We’re finding that there are instances when a test-taker has not heard the BSR music before that his scores are not better on the music portion of the test. Past research has suggested that it can take up to 17 minutes for people with no experience with REI to see benefits.
To test this theory we are asking people who scored as well or better in the silence condition their first time that they either take the test again or listen to Brain Sift Radio for a couple of days before taking the test a second time.
Based on people’s responses to these two approaches so far, we’re seeing that the second test usually falls inline with the results we see from people who do respond positively to their first test.
We worked very hard to make the tests accurate by addressing the deficits and limitations that many attention tests have. Here is a look at the major areas we had to address:
Because of the databases and framework we have set up, we have the ability to parse the data in a variety of ways and hopefully see some patterns that we may not even consider at this time.
We have also built this test with the ability to rotate different music, even (gasp!) someone else’s.
The Brain Shift Radio CPTs are for more than just showing you how our music can help you focus. We are also using the data to help us understand how you focus so we can better choose great mixes for you. This data can be stored in your profile if you wish and we will draw from it whenever you choose the Focus or Brain Boost categories in Auto Select mode.
If you log into your account (trial or subscription) when you take the test, we’ll keep track of all your results and you can periodically take the test again to track your progress and make sure you’re getting all you can from BSR.
The Brain Shift Radio attention tests are compatible with both web and mobile devices.
A new article about Brain Shift Radio was just published by theSOP.org. SOP stands for Student Operated Press and this organization is a place where a lot of cutting edge student journalism happens. Check it out.
Here’s a short excerpt:
Web App Helps College Students Enhance Academic Performance
ADHD prescription drug abuse among college students is a known concern among campus officials. The percentages vary, yet studies show that illicit ADHD drug abuse rates may be as high as 34% of a campus student body. Students use these `smart` drugs to improve their concentration, help them cram for exams, and enhance their overall academic performance. The Strong Institute, a leader of auditory brain stimulation programs for individuals with neurobiological disorders, has a solution: Brain Shift Radio offers students the ability to improve their focus without the use of drugs.
The core technique used in Brain Shift Radio was developed from the Strong Institute`s 30-plus years of research exploring how auditory brain stimulation can enhance cognitive function. Called Rhythmic Entrainment Intervention (REI), their technique has been proven to be nearly twice as effective as 20mg of Ritalin for focusing. Other studies show improvements in anxiety, sleep, and cognition, among other areas. For nearly two decades, REI has been successfully used for longterm improvement in stress reduction and increased focus.

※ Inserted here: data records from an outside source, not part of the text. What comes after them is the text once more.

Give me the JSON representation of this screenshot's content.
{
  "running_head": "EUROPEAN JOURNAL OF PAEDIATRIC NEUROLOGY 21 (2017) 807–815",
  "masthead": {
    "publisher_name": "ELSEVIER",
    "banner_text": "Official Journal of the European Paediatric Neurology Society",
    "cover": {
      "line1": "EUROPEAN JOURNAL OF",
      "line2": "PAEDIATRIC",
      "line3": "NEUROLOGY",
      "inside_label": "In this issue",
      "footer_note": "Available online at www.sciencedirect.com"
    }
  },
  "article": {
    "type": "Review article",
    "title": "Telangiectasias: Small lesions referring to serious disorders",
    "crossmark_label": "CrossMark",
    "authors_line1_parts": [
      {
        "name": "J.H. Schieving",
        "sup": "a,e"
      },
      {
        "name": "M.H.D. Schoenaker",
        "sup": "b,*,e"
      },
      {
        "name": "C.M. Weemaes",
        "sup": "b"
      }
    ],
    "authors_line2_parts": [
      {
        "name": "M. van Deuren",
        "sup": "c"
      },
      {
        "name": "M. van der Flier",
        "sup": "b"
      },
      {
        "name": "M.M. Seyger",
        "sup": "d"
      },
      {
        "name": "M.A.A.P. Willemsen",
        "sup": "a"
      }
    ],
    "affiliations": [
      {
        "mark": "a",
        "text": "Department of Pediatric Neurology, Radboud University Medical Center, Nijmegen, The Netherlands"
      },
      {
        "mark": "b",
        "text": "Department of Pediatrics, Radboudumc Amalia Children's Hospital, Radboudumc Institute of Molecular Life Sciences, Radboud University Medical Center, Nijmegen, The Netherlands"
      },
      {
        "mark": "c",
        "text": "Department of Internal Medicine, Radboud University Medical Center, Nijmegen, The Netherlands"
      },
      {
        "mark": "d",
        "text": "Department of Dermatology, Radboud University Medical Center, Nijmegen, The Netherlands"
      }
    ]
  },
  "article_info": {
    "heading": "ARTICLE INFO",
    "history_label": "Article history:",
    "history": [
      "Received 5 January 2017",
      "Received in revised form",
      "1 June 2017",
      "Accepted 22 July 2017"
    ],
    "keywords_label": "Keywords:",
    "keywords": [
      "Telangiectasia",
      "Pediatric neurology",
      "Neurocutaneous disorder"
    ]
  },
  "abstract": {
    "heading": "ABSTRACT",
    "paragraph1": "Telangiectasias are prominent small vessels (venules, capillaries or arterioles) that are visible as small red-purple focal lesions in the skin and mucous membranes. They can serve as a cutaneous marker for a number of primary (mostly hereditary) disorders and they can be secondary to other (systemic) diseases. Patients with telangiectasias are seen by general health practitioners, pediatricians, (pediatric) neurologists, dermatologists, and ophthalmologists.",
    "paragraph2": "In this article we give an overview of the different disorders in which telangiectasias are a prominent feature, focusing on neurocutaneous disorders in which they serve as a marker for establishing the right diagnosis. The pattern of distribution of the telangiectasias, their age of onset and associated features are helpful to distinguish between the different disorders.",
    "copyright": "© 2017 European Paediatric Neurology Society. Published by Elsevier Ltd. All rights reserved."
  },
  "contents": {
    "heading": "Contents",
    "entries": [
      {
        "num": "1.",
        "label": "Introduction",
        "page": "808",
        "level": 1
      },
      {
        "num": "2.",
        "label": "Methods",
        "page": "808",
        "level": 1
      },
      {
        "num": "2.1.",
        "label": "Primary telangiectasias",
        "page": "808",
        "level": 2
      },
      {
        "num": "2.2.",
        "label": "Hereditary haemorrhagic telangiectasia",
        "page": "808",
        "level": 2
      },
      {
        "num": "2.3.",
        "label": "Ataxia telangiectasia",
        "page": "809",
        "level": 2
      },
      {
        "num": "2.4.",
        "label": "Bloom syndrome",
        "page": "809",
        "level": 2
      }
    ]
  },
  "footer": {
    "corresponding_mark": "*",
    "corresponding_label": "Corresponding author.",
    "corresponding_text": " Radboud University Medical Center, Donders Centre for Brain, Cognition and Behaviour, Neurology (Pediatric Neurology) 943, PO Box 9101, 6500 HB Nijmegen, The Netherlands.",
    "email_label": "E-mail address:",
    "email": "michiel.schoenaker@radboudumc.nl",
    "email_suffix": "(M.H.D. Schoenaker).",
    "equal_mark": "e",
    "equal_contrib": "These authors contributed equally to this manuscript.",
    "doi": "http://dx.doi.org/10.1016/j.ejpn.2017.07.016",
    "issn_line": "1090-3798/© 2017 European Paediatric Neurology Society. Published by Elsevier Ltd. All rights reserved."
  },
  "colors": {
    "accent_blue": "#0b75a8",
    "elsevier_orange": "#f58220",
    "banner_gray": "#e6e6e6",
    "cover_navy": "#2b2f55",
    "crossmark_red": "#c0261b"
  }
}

“Simply put, you can take control of your brain without the use of drugs,” said Jeff Strong, cofounder of Brain Shift Radio.
You can read the entire article here: